- This is something I touched on in my articles – many (most?) Uber drivers are simply not across concepts like depreciation and capital risk. For them net profit is simply ‘my share of fare revenue’ minus ‘gas costs’, which leads to a large proportion of Uber drivers continuing to drive when it is does not make economic sense for them to do so. A big part of Uber’s success has been their ability to take advantage of this ignorance.
So why are investors continuing to pour money into Uber if it isn’t making money and the current business model does not seem to make sense? I have heard two theories raised in response to this question.
The first is that Uber is simply buying time to get self-driving cars on the road, at which point, it can replace (a.k.a. fire) all its ‘driver-partners’ and Uber’s share of fare revenue goes from 30% to 100%. I was actually a believer in this theory until recently when Noah Smith made the counter-intuitive argument that self-driving technology is likely to be terrible for Uber. Why? Because every person with a self-driving car becomes a potential competitor for Uber. By simply renting out their car when they are not using it, they are competing with Uber and can do so at very low cost because they have none of the overheads Uber has. Sure, Uber will have the app, but the app is easy and cheap to recreate (as is evidenced by the 17 Uber clones in most cities already). But even without an app at all, a large portion of the market is going to go through the minimal hassle of calling or texting (or whatever else the kids are doing these days) someone for a ride if the price is even a couple of dollars better. Finally, even if Uber lowers prices to drive (pun intended) those people out of the market, as soon as prices rise again, all those individuals will re-enter the market due to the close to zero cost of doing so.

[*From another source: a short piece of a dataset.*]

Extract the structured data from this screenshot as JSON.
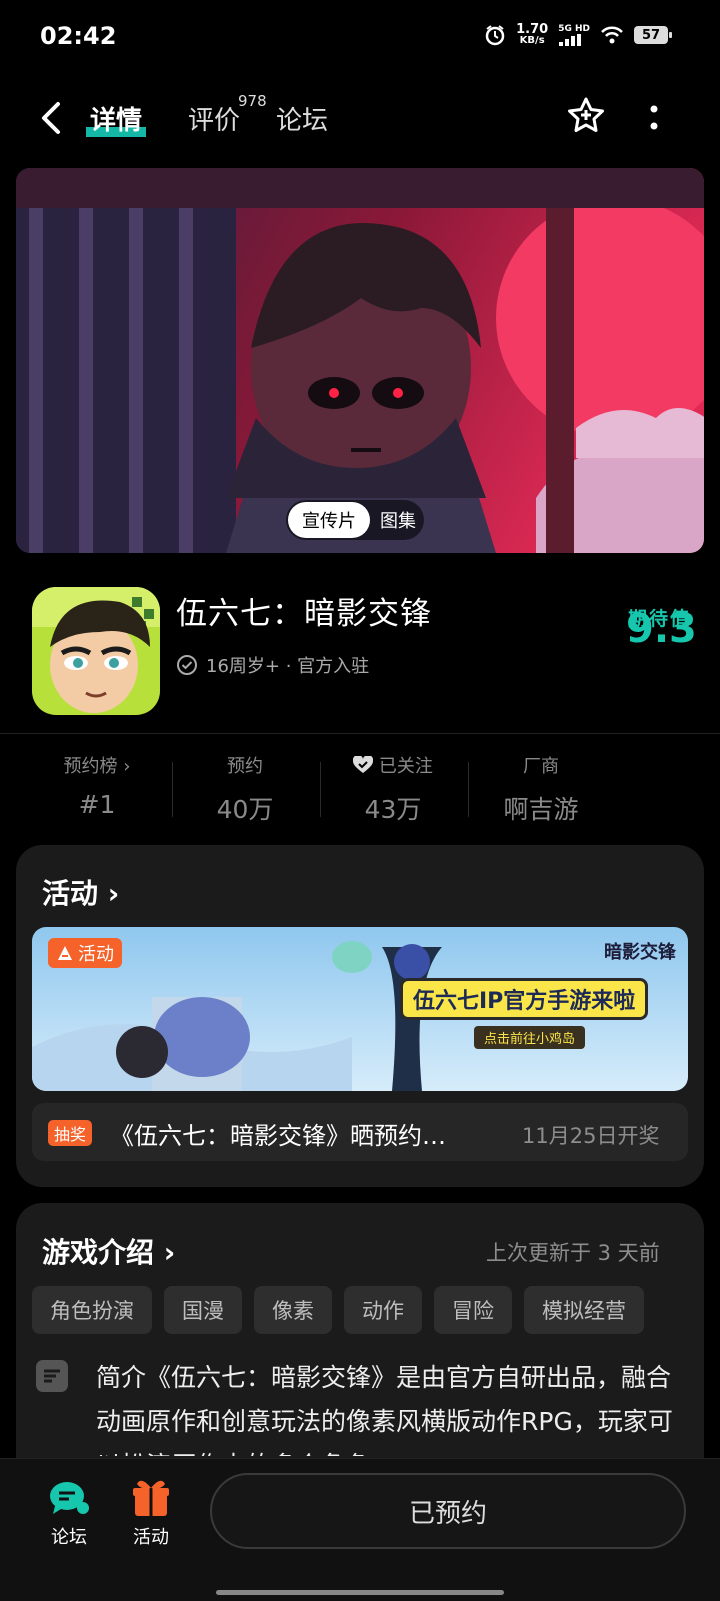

The second (and more realistic theory in my mind) is that Uber is aiming to drive all its competitors out of business and create a monopoly. Once it has a monopoly, it can lower driver pay and raise fare prices to extract monopoly profits. Uber’s behavior to date (the subsidies are simply predatory pricing with good publicity), as well as comments from prominent investors, would seem to lend credence to this theory. But even this theory has issues, the biggest of which would seem to be that it has a very limited window to operate in due to the imminent arrival of self-driving cars. I am probably more skeptical than most people on how soon self-driving cars will be on the streets of cities (10-20 years, with long haul probably coming sooner), but even if we take the best case scenario for Uber and said it is going to be 20 years before self-driving cars are on the streets of cities, is that going to be long enough to generate the returns needed to justify the huge sums investors have poured into the company? And if this is the plan, why are Uber trying to speed up the introduction of self-driving cars? I don’t have good answers to either of these questions unfortunately.
For those with any interest in this topic, I strongly encourage you to read at least the first 4 parts over at nakedcapitalism.com – here are the links:
Finally, on an anecdotal note, I have recently moved to Amman where Uber operates, along with a local competitor (Careem) and a large local taxi industry. For those that may be thinking that people will probably be happy to pay a little extra for the improved Uber experience, Amman would offer an example of the opposite case. In Amman, Uber and Careem both cost around 1.5-2 times as much as a metered taxi. Either way it is still cheap (a ride from downtown to the western edge of the city would be $2.50-$3.50 in a taxi, $5.50-$6.50 in an Uber), but even with the truly horrible state of most taxis in Amman, and the inconvenience of having to flag one down, this price differential is enough to make the ride sharing portion of the transport business practically non-existent.